|By Bob Weaver|
This year marks the 38th for the Calhoun County Library, the result of the efforts of several community minded citizens who started to work on the project in 1961.
The small one-room schools had small libraries and the "new" Calhoun County High School records speak of a formal librarian as early as 1934.
An early effort to bring books to rural
residents was the Alpha Regional Library bookmobile, which had scheduled stops at stores,
post offices and schools in the county at Big Springs, Millstone, Arnoldsburg, Big Bend,
Cabot Station, Mt. Zion, Orma and Minnora. The bookmobile project began in the early
The first formal public library was located in the courthouse in the 1950's, and had wide
Chronicle editor Mary Ann Barrows took a picture in 1961 of a dilapidated building on Mill
Street, which she said would be torn down and become the site of a "modern public
The site was purchased by the library board, Nelle Hamilton, president; Mrs. Jean
Pitts, secretary; Paul Gully, treasurer, with other board members Nora Burns, Corel Poling
and W. O. Umstead.
Actual construction started on the current library in 1967 with the official dedication in
1968. Local businesses and individuals raised money for the 20% match for 80% federal
Contributions totaled $8,400, including the first $500 from the Grantsville Senior
Woman's Club, who operated the first public library. The total cost of the project was
This was a time when numerous civic organizations and businesses still existed in the
community,with some of the donors listed: Calhoun Home Demonstration Council, Rubber
Fabricators, Consolidated Supply, Grantsville Civic Club, R. C. Fleming, Grantsville Navy
Mother's Club, Al and Pansy Baker, Grantsville Lions Club, Alfred B. Fersco Company,

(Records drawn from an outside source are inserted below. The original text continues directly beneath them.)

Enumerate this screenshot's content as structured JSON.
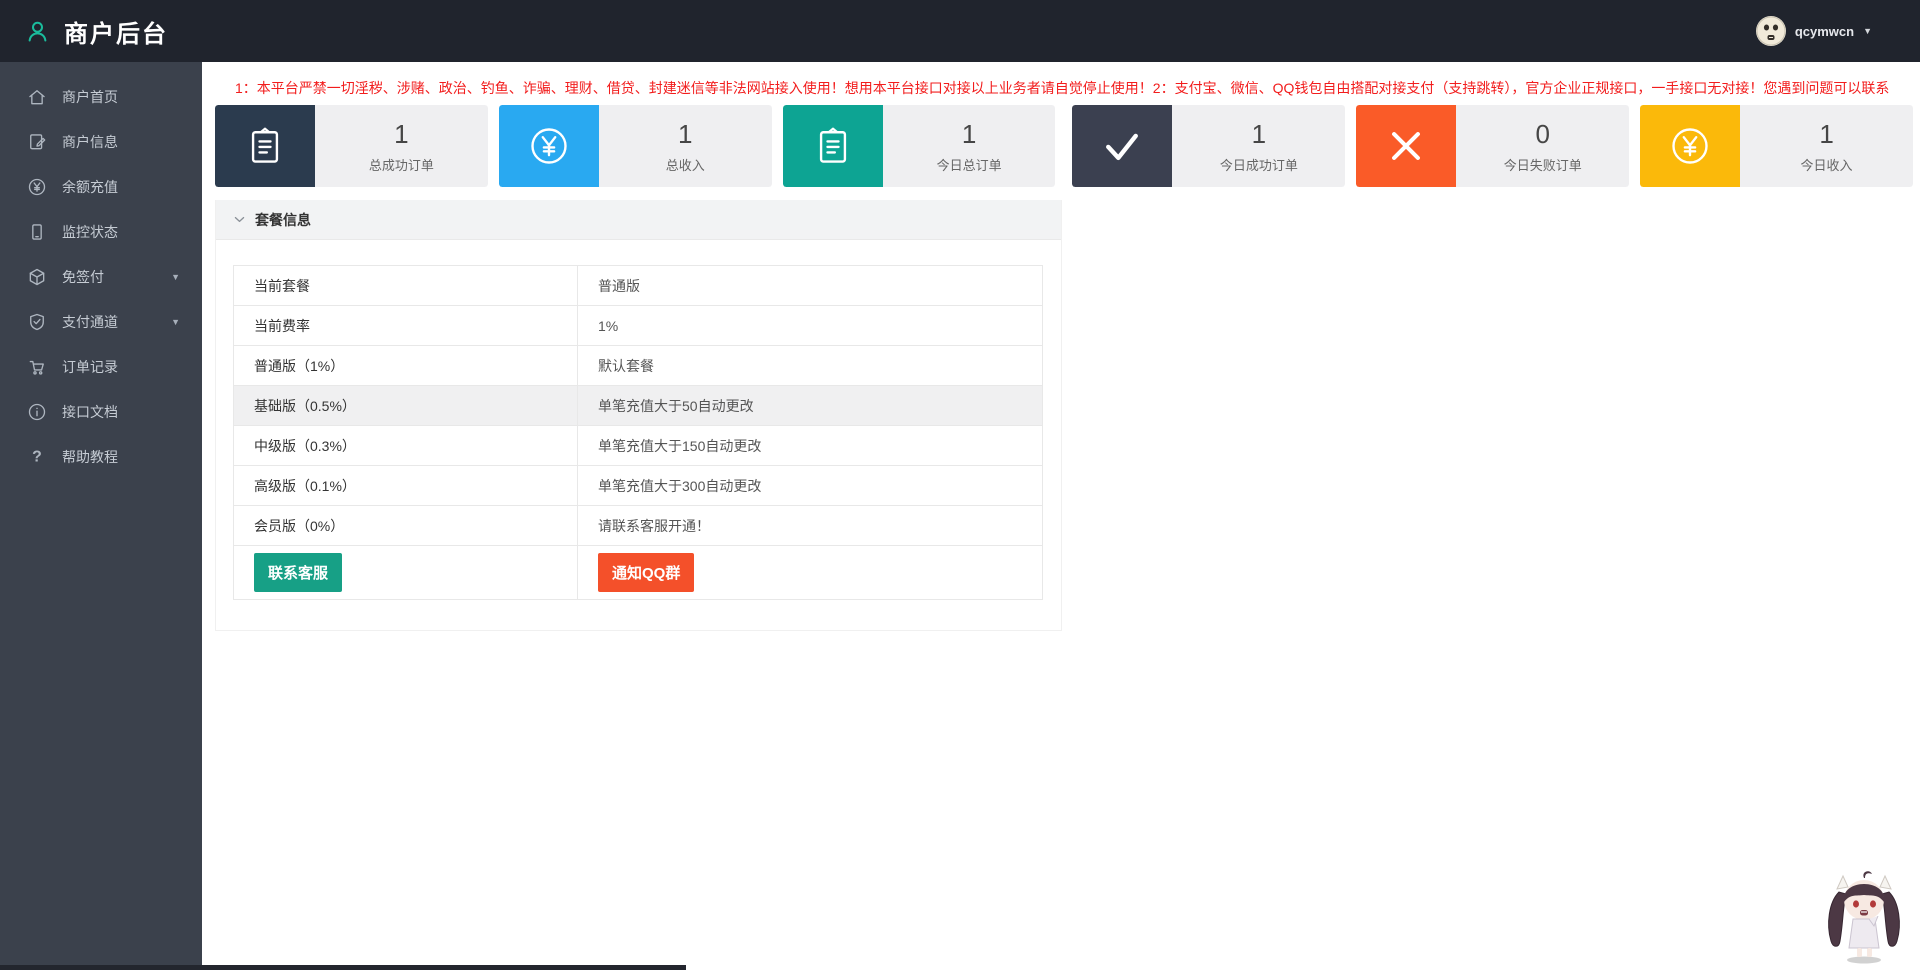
{
  "colors": {
    "header_bg": "#20242d",
    "sidebar_bg": "#3b414c",
    "accent_red": "#f21d1d",
    "table_red": "#f54545",
    "logo_green": "#1abc9c"
  },
  "header": {
    "title": "商户后台",
    "logo_icon": "person-icon",
    "user": {
      "name": "qcymwcn",
      "avatar_icon": "face-avatar-icon",
      "caret": "▼"
    }
  },
  "sidebar": {
    "items": [
      {
        "label": "商户首页",
        "icon": "home-icon",
        "has_submenu": false
      },
      {
        "label": "商户信息",
        "icon": "edit-document-icon",
        "has_submenu": false
      },
      {
        "label": "余额充值",
        "icon": "yen-circle-icon",
        "has_submenu": false
      },
      {
        "label": "监控状态",
        "icon": "monitor-icon",
        "has_submenu": false
      },
      {
        "label": "免签付",
        "icon": "cube-icon",
        "has_submenu": true
      },
      {
        "label": "支付通道",
        "icon": "shield-check-icon",
        "has_submenu": true
      },
      {
        "label": "订单记录",
        "icon": "cart-icon",
        "has_submenu": false
      },
      {
        "label": "接口文档",
        "icon": "info-circle-icon",
        "has_submenu": false
      },
      {
        "label": "帮助教程",
        "icon": "question-icon",
        "has_submenu": false
      }
    ],
    "submenu_caret": "▼"
  },
  "notice": {
    "text": "1：本平台严禁一切淫秽、涉赌、政治、钓鱼、诈骗、理财、借贷、封建迷信等非法网站接入使用！想用本平台接口对接以上业务者请自觉停止使用！2：支付宝、微信、QQ钱包自由搭配对接支付（支持跳转），官方企业正规接口，一手接口无对接！您遇到问题可以联系"
  },
  "stats": {
    "cards": [
      {
        "icon": "clipboard-icon",
        "icon_bg": "#2b3b4e",
        "value": "1",
        "label": "总成功订单"
      },
      {
        "icon": "yen-circle-icon",
        "icon_bg": "#29a9f1",
        "value": "1",
        "label": "总收入"
      },
      {
        "icon": "clipboard-icon",
        "icon_bg": "#0da493",
        "value": "1",
        "label": "今日总订单"
      },
      {
        "icon": "check-icon",
        "icon_bg": "#3b4050",
        "value": "1",
        "label": "今日成功订单"
      },
      {
        "icon": "close-icon",
        "icon_bg": "#fa5b28",
        "value": "0",
        "label": "今日失败订单"
      },
      {
        "icon": "yen-circle-icon",
        "icon_bg": "#fbb90a",
        "value": "1",
        "label": "今日收入"
      }
    ]
  },
  "package_panel": {
    "title": "套餐信息",
    "chevron_icon": "chevron-down-icon",
    "rows": [
      {
        "label": "当前套餐",
        "value": "普通版",
        "value_red": true,
        "highlighted": false
      },
      {
        "label": "当前费率",
        "value": "1%",
        "value_red": true,
        "highlighted": false
      },
      {
        "label": "普通版（1%）",
        "value": "默认套餐",
        "value_red": false,
        "highlighted": false
      },
      {
        "label": "基础版（0.5%）",
        "value": "单笔充值大于50自动更改",
        "value_red": false,
        "highlighted": true
      },
      {
        "label": "中级版（0.3%）",
        "value": "单笔充值大于150自动更改",
        "value_red": false,
        "highlighted": false
      },
      {
        "label": "高级版（0.1%）",
        "value": "单笔充值大于300自动更改",
        "value_red": false,
        "highlighted": false
      },
      {
        "label": "会员版（0%）",
        "value": "请联系客服开通！",
        "value_red": false,
        "highlighted": false
      }
    ],
    "buttons": [
      {
        "label": "联系客服",
        "color": "#17a086"
      },
      {
        "label": "通知QQ群",
        "color": "#f4502a"
      }
    ]
  },
  "mascot": {
    "name": "chibi-girl-mascot"
  }
}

Grantsville Junior Woman's Club, Calhoun Insurance Agency, Gladys Stump, Frank Lee,
Delbert and Jean Sears, Sally Yeager, West Virginia Telephone Company, State
Construction and the Calhoun Chronicle.

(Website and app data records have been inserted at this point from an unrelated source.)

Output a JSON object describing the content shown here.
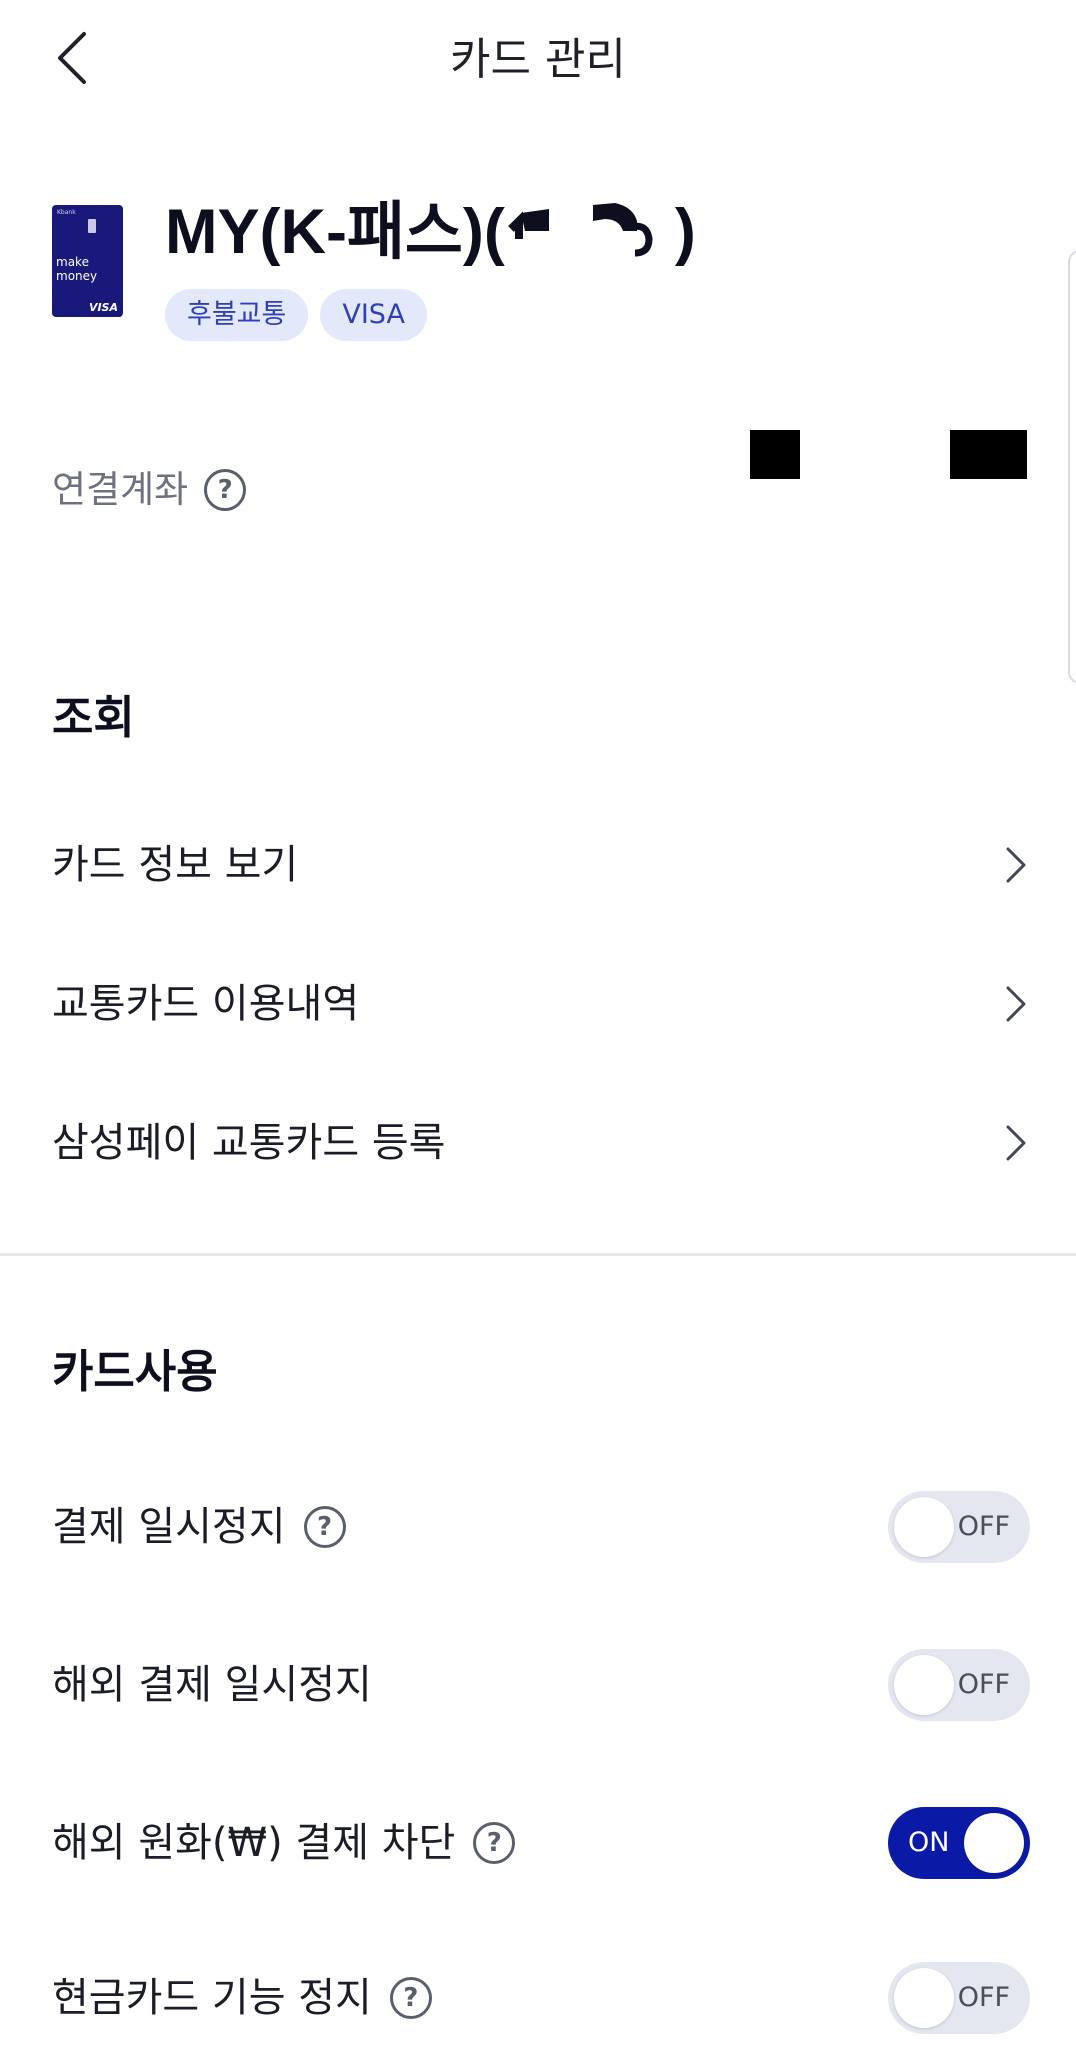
{
  "header": {
    "title": "카드 관리",
    "back_icon": "chevron-left-icon"
  },
  "card": {
    "image": {
      "brand_text": "Kbank",
      "tagline": "make money",
      "network": "VISA",
      "color": "#18197a"
    },
    "name": "MY(K-패스)(",
    "tags": [
      "후불교통",
      "VISA"
    ]
  },
  "linked_account": {
    "label": "연결계좌"
  },
  "sections": {
    "inquiry": {
      "title": "조회",
      "items": [
        {
          "label": "카드 정보 보기"
        },
        {
          "label": "교통카드 이용내역"
        },
        {
          "label": "삼성페이 교통카드 등록"
        }
      ]
    },
    "card_usage": {
      "title": "카드사용",
      "toggles": [
        {
          "label": "결제 일시정지",
          "help": true,
          "state": "OFF"
        },
        {
          "label": "해외 결제 일시정지",
          "help": false,
          "state": "OFF"
        },
        {
          "label": "해외 원화(₩) 결제 차단",
          "help": true,
          "state": "ON"
        },
        {
          "label": "현금카드 기능 정지",
          "help": true,
          "state": "OFF"
        }
      ]
    }
  },
  "colors": {
    "accent": "#0a1aa6",
    "tag_bg": "#e4e8fb",
    "tag_text": "#2f3fb8",
    "toggle_off_bg": "#e4e7f0"
  }
}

Upon opening, the new library revealed a collection of 11,830 volumes, with "more books on
In 1986 the effort to develop the second floor was made, a well utilized area that now

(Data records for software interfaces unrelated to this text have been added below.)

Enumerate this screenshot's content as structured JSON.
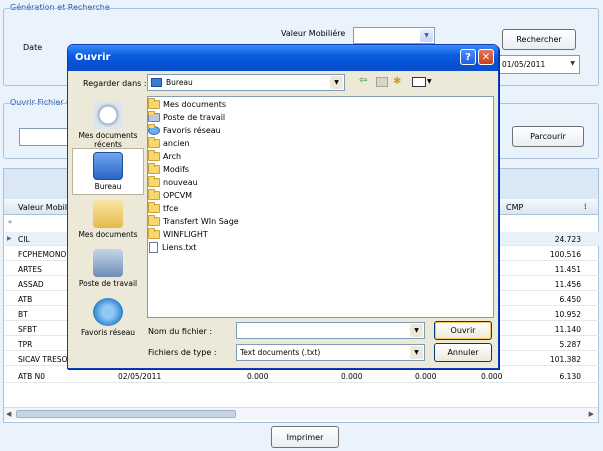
{
  "search_group": {
    "legend": "Génération et Recherche",
    "date_label": "Date",
    "valeur_label": "Valeur Mobiliére",
    "search_button": "Rechercher",
    "date_value": "01/05/2011"
  },
  "file_group": {
    "legend": "Ouvrir Fichier C",
    "browse_button": "Parcourir"
  },
  "grid": {
    "col_valeur": "Valeur Mobilie",
    "col_cmp": "CMP",
    "rows": [
      {
        "name": "CIL",
        "cmp": "24.723"
      },
      {
        "name": "FCPHEMONO",
        "cmp": "100.516"
      },
      {
        "name": "ARTES",
        "cmp": "11.451"
      },
      {
        "name": "ASSAD",
        "cmp": "11.456"
      },
      {
        "name": "ATB",
        "cmp": "6.450"
      },
      {
        "name": "BT",
        "cmp": "10.952"
      },
      {
        "name": "SFBT",
        "cmp": "11.140"
      },
      {
        "name": "TPR",
        "cmp": "5.287"
      },
      {
        "name": "SICAV TRESO",
        "cmp": "101.382"
      }
    ],
    "last_row": {
      "name": "ATB N0",
      "date": "02/05/2011",
      "v1": "0.000",
      "v2": "0.000",
      "v3": "0.000",
      "v4": "0.000",
      "cmp": "6.130"
    }
  },
  "print_button": "Imprimer",
  "dialog": {
    "title": "Ouvrir",
    "look_in_label": "Regarder dans :",
    "look_in_value": "Bureau",
    "places": [
      {
        "label": "Mes documents récents"
      },
      {
        "label": "Bureau"
      },
      {
        "label": "Mes documents"
      },
      {
        "label": "Poste de travail"
      },
      {
        "label": "Favoris réseau"
      }
    ],
    "files": [
      "Mes documents",
      "Poste de travail",
      "Favoris réseau",
      "ancien",
      "Arch",
      "Modifs",
      "nouveau",
      "OPCVM",
      "tfce",
      "Transfert WIn Sage",
      "WINFLIGHT",
      "Liens.txt"
    ],
    "filename_label": "Nom du fichier :",
    "filetype_label": "Fichiers de type :",
    "filetype_value": "Text documents (.txt)",
    "open_button": "Ouvrir",
    "cancel_button": "Annuler"
  }
}
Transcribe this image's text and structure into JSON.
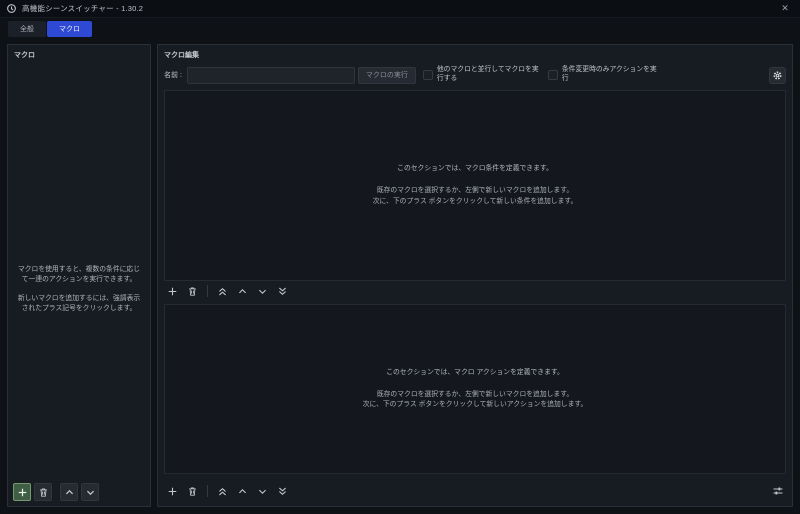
{
  "window": {
    "title": "高機能シーンスイッチャー - 1.30.2",
    "close": "✕"
  },
  "tabs": [
    {
      "label": "全般",
      "active": false
    },
    {
      "label": "マクロ",
      "active": true
    }
  ],
  "left_panel": {
    "header": "マクロ",
    "hint_paragraph_1": "マクロを使用すると、複数の条件に応じて一連のアクションを実行できます。",
    "hint_paragraph_2": "新しいマクロを追加するには、強調表示されたプラス記号をクリックします。"
  },
  "right_panel": {
    "header": "マクロ編集",
    "name_label": "名前 :",
    "name_value": "",
    "run_macro_button": "マクロの実行",
    "run_parallel_checkbox_label": "他のマクロと並行してマクロを実行する",
    "on_change_checkbox_label": "条件変更時のみアクションを実行",
    "condition_section": {
      "title_line": "このセクションでは、マクロ条件を定義できます。",
      "hint_line_1": "既存のマクロを選択するか、左側で新しいマクロを追加します。",
      "hint_line_2": "次に、下のプラス ボタンをクリックして新しい条件を追加します。"
    },
    "action_section": {
      "title_line": "このセクションでは、マクロ アクションを定義できます。",
      "hint_line_1": "既存のマクロを選択するか、左側で新しいマクロを追加します。",
      "hint_line_2": "次に、下のプラス ボタンをクリックして新しいアクションを追加します。"
    }
  },
  "icons": {
    "window_icon": "scene-switcher-clock",
    "close_icon": "✕",
    "add_icon": "+",
    "remove_icon": "trash",
    "move_top_icon": "double-chevron-up",
    "move_up_icon": "chevron-up",
    "move_down_icon": "chevron-down",
    "move_bottom_icon": "double-chevron-down",
    "settings_icon": "gear",
    "run_options_icon": "sliders"
  },
  "colors": {
    "active_tab_blue": "#2e49d4",
    "add_button_green": "#3f5e43",
    "add_button_border_green": "#74996f",
    "panel_background": "#171b22",
    "window_background": "#0e1217",
    "section_box_background": "#14181e"
  }
}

includes West Virginia history in the Hamilton Room and Calhoun history in the Knotts
Genealogy Room. The second floor includes two large meeting rooms with elevator
Today, the library has tens of thousands of volumes, computer services, FAX services, daily
newspapers, research materials and dozens of special programs directed toward reading
and educational development.
"The library is here for the
community to use, young or old," says Grace Richards, president of the library board.
Tomorrow the library is seeking to pass a small operating levy that is needed to keep
the doors open.
For most taxpayers, the increase in taxes will be the cost of a loaf of bread
and a gallon of milk, each year.
"A library is a vital community service," said Richards. "We respectfully ask the taxpayers
for their support for this small levy."